From the data below, return each line in which the string "black" is found.

================

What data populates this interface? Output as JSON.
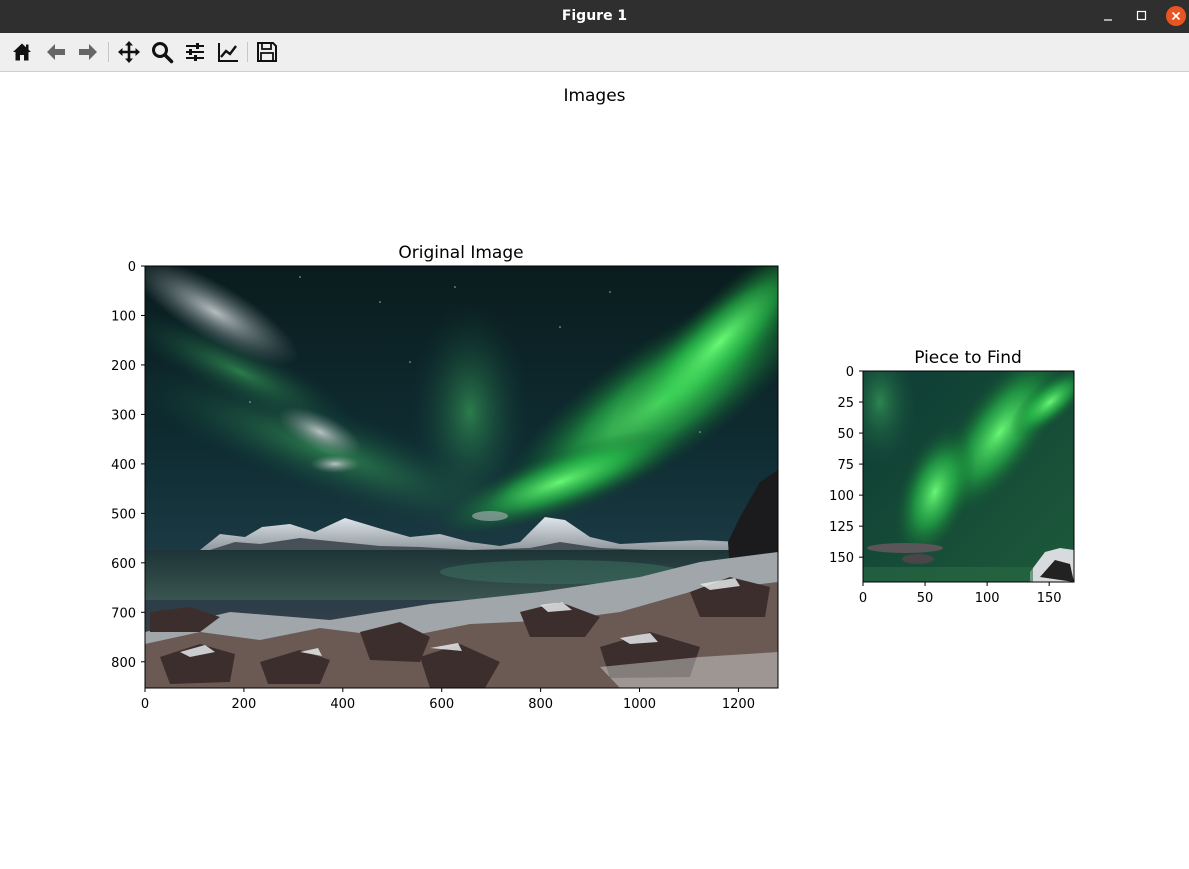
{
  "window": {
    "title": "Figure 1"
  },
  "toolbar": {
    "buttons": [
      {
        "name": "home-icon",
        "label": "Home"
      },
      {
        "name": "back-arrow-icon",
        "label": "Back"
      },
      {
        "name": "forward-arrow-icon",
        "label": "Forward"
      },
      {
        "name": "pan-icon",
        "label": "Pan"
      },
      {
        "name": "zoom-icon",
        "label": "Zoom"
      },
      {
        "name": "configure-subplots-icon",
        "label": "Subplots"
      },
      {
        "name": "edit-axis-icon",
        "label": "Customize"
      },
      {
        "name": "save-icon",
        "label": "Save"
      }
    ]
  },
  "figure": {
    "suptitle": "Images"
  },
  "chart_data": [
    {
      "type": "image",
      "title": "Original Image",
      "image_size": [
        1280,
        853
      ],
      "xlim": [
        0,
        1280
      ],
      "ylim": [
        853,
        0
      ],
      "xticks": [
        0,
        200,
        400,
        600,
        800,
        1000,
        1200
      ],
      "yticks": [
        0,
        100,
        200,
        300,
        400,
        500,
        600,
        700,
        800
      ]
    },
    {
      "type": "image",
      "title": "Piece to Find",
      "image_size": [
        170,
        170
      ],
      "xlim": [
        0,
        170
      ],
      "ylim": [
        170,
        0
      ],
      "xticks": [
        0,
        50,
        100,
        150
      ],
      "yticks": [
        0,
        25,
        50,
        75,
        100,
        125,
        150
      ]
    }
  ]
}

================

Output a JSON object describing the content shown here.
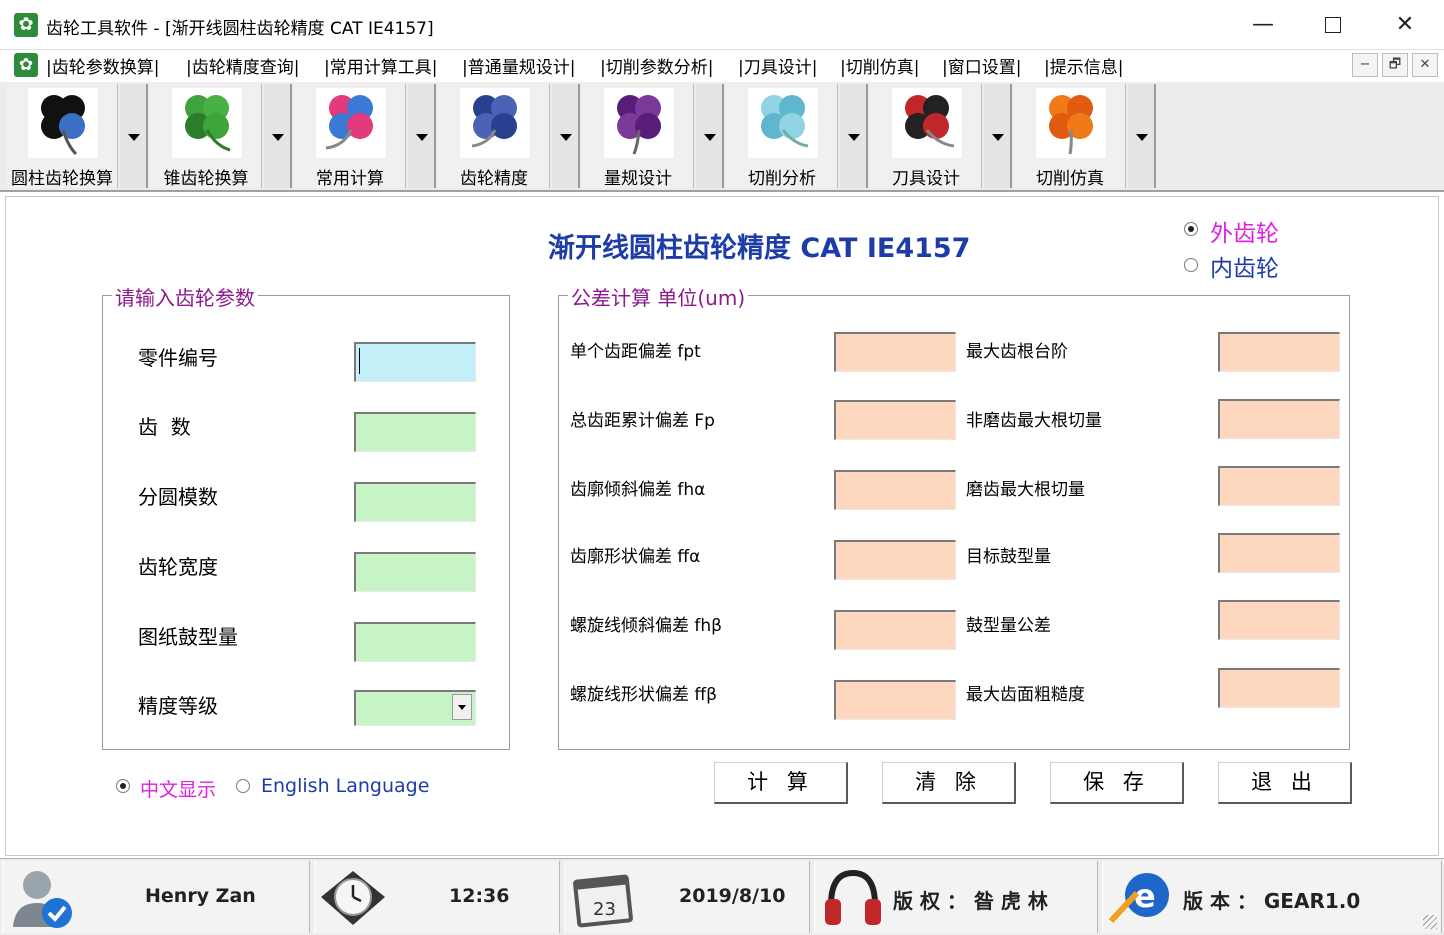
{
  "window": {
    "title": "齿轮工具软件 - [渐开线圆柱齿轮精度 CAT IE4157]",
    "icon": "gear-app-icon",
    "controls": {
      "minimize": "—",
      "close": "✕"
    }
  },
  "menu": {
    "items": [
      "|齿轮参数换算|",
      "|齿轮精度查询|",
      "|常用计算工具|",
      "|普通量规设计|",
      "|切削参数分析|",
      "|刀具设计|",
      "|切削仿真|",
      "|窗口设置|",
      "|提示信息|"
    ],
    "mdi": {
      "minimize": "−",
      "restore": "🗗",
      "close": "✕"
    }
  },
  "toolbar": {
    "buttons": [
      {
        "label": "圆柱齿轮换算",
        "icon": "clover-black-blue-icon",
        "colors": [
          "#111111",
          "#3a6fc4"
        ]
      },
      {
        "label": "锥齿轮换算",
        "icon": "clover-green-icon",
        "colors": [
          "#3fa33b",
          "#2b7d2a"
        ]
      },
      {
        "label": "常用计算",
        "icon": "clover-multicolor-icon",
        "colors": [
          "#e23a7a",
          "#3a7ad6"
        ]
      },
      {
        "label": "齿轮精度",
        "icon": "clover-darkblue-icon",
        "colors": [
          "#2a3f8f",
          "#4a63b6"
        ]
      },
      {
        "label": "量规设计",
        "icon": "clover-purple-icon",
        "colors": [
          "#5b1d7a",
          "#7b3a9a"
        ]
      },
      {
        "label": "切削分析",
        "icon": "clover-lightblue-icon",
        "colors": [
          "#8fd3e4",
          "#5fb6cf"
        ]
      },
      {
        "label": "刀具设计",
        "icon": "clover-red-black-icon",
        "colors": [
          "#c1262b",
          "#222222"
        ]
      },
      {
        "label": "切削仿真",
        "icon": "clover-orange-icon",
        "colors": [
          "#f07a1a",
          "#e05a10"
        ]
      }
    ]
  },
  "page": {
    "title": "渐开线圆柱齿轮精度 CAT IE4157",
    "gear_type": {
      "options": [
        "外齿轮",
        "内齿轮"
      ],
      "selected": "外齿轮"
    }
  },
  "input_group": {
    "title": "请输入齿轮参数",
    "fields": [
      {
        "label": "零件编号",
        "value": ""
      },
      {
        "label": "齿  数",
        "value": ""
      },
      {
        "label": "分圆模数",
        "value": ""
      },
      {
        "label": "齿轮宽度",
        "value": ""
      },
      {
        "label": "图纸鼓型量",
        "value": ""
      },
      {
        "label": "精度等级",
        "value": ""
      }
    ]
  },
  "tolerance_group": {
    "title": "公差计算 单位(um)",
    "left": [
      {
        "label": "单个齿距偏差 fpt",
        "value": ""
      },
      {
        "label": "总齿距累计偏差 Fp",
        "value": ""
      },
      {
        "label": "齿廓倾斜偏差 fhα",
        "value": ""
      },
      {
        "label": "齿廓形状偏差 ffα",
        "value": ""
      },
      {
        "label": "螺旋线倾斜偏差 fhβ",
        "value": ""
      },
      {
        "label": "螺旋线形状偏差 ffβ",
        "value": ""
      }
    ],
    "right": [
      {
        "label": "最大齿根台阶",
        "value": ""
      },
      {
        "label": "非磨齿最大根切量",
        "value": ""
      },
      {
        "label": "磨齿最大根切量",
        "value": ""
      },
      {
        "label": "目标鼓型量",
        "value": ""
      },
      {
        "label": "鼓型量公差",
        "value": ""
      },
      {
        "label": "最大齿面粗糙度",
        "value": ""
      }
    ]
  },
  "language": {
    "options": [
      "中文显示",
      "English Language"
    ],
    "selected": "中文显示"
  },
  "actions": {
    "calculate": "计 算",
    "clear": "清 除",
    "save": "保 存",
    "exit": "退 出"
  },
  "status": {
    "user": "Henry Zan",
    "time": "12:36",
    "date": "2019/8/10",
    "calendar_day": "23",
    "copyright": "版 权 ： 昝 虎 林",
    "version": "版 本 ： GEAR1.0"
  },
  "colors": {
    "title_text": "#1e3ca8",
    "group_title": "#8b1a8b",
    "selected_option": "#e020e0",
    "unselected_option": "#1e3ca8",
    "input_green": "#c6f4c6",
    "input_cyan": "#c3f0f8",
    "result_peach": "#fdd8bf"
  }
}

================

* _ANSWER AREA_
        "icon": "clover-black-blue-icon",
        "icon": "clover-red-black-icon",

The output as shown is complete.